Posted on March 19, 2012 by Fast Lawsuit Team
An accident can range from a simple fender bender, an embarrassing fall to something much worse. With the first, you just emerge a little shaken and perhaps with a dent on your car or a scratch on your arm. With the latter, the injuries may be catastrophic that they can change your life (and that of your loved ones) forever. That’s tragic enough, but what makes it worse is that you may not receive the compensation that befits your injuries unless you file a lawsuit against the other party (and their insurance company as well).
When it comes to personal injury claims, it helps to understand your rights to compensation. The other party may try to get you to settle for a certain amount, which most likely is smaller than the actual value of your particular personal injury claim. Before you sign anything, it’s best that you consult a lawyer to help you determine the full amount of the compensation that you should get.
Here are some personal injury claim areas that you should look into to make sure that you get a fair and just amount:
Liability. When liability can be proven to sit squarely on the other party’s side, you can work towards getting the maximum amount of compensation. In some states, if the accident was partly caused by your negligence as well, this can decrease the amount of compensation. It is important for you to be able to present proof with regards to the other party’s liability – that they indeed, by virtue of their negligence, mistake or willful act, caused the accident to occur. That is why it is important for you to document the site of the injury, as well as the doctor’s reports that show the extent of your injuries.
Type and Extent of Injury. Injuries can be minor, catastrophic or fatal. Compensation can be determined based on the type of injury you sustained. The type of injury will help determine future medical expenses, as well as the amount you may need for adaptive equipment and future expenses for therapy and home care. Injuries may fall under the following:
- Temporary partial disability. The total disability is only temporary and the patient is reasonably expected to recover from the disability. After which, the patient should be able to do activities he used to do.
- Temporary total disability. The patient is totally disabled during his hospitalization and recovery, but afterwards is expected to resume full function.
- Permanent partial disability. The disability is permanent, but the patient is still able to do some of the activities he used to do and is still able to work to earn some money up to a certain extent.
- Permanent total disability. The disability is permanent and the patient is not expected to recover from the impairment.
Please note that there are different definitions of disability (as it may apply in certain states). A person may be considered disabled if he is unable to perform the tasks he needs to do his current job.
Medical damages. Be sure to keep records of all your medically-related expenses. These include:
- Ambulance expenses
- Emergency and in-patient hospital bills
- Professional fees (doctors, chiropractor, surgeon, etc.)
- Prescription medications and over-the-counter drugs
- Diagnostic fees, laboratory fees
- Surgical apparatus or prosthetic appliances
- Nurse fees
You should also take into account future medical expenses if it can be shown that you need to get continued medical care.
Non-Medical “Special Damages”. This includes expenses during your hospital stay such as expenses for gasoline (going to and fro the hospital), lost wages, lost sick leave or vacation leave, hotel and food expenses (for the caregiver), as well as child care and household help during the hospitalization and recovery.
Lost income/loss of a Job. Not only should you fight for the income you lost while you were laid up and recovering.
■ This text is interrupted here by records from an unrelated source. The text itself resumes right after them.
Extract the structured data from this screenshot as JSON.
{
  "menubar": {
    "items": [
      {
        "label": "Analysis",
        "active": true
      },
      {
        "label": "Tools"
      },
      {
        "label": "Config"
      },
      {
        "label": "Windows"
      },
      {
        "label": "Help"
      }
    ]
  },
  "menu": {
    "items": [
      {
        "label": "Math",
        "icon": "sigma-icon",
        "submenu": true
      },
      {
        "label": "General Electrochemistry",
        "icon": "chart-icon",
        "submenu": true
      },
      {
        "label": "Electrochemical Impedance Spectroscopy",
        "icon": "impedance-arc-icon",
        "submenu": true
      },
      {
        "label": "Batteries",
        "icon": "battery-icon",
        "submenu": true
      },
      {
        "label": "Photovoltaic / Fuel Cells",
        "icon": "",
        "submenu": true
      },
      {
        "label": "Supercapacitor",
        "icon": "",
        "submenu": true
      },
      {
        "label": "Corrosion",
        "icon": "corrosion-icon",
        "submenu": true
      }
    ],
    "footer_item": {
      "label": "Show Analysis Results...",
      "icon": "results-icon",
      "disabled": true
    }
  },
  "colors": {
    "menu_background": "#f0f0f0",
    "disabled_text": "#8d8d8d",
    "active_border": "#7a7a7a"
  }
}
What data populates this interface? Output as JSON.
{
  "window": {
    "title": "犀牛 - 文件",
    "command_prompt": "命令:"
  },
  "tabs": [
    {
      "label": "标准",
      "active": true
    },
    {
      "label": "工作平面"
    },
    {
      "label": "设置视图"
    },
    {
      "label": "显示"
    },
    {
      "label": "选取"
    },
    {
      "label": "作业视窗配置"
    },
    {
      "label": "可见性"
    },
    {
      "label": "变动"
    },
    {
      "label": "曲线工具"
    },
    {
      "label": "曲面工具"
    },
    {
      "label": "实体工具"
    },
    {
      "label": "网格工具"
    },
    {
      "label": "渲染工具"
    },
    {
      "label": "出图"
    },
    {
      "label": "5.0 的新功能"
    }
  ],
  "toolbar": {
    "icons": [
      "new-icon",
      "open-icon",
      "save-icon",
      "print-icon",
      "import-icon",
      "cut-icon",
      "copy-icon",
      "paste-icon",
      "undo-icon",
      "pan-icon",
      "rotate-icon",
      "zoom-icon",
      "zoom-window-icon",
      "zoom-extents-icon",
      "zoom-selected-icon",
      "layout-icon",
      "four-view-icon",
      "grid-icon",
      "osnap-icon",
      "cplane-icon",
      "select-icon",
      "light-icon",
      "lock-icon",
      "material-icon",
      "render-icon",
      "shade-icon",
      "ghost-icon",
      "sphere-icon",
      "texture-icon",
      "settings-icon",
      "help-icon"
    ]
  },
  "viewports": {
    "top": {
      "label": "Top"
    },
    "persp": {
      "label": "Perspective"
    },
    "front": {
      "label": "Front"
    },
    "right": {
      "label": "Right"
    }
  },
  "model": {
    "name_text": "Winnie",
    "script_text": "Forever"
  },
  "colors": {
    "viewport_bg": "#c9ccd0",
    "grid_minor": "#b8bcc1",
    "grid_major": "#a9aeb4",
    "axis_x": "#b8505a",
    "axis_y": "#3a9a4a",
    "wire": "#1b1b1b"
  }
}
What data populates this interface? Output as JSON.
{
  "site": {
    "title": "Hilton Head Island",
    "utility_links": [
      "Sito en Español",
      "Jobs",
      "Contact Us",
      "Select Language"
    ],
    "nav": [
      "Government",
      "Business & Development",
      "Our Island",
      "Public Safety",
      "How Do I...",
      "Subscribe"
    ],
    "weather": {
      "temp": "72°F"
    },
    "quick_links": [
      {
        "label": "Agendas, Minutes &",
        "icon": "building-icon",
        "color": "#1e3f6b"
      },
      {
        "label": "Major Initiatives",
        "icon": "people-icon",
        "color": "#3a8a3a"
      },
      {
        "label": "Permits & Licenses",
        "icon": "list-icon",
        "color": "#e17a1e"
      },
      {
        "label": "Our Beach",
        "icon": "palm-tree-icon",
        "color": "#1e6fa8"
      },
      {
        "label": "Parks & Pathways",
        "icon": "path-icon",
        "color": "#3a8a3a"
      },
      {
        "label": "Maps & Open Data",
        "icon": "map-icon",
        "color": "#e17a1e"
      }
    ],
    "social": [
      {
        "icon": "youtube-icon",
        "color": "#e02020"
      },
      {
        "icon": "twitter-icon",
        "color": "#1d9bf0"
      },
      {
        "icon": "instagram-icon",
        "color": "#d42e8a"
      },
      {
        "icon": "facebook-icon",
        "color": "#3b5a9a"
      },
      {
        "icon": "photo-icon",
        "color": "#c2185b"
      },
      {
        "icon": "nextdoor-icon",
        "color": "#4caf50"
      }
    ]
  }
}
The compensation should also cover future lost income or the eventual loss of your job. You should also seek compensation if the injuries you sustained resulted in your needing to take a job on a part-time basis or a job that pays a lower rate.
Pain, suffering and mental anguish. In some states, there is compensation provided for pain, suffering and stress you underwent. This would cover the severity and length of the pain caused by the injuries, as well as the instances that cause or will continue to cause emotional or mental distress to you.
Loss of consortium. This covers compensation for the loss of “enjoyment” or benefits of a relationship. Your injuries may affect your relationships with your spouse and your family. For instance, you can no longer engage in sexual relations with your spouse, this is subject for compensation.
Depending on your injuries, you may stand to receive a considerable amount as your compensation. Of course, the other party would try to minimize the compensation they would have to pay you. A lawsuit will be useful in settling this issue.
However, a lawsuit is the last thing you need while you’re recovering from your injuries. You may need added funds to help ensure that your case is strong. During this time, you may already be burdened by medical expenses, as well as the need to provide for your family’s daily needs. Lawsuit funding will help you deal with these financial burdens.
The cash you get from a lawsuit settlement funding will give you ready funds. This way, you don’t have to be tempted to accept a low settlement offer from the other party. You can continue with the lawsuit or with negotiating a proper settlement amount.
If you are in need of a lawsuit loan, you can go to FastLawsuitMoney.com for fast and reliable processing of your application. With FastLawsuitMoney.com, once your application is reviewed and approved, you can get the funding in as quickly as 24 hours.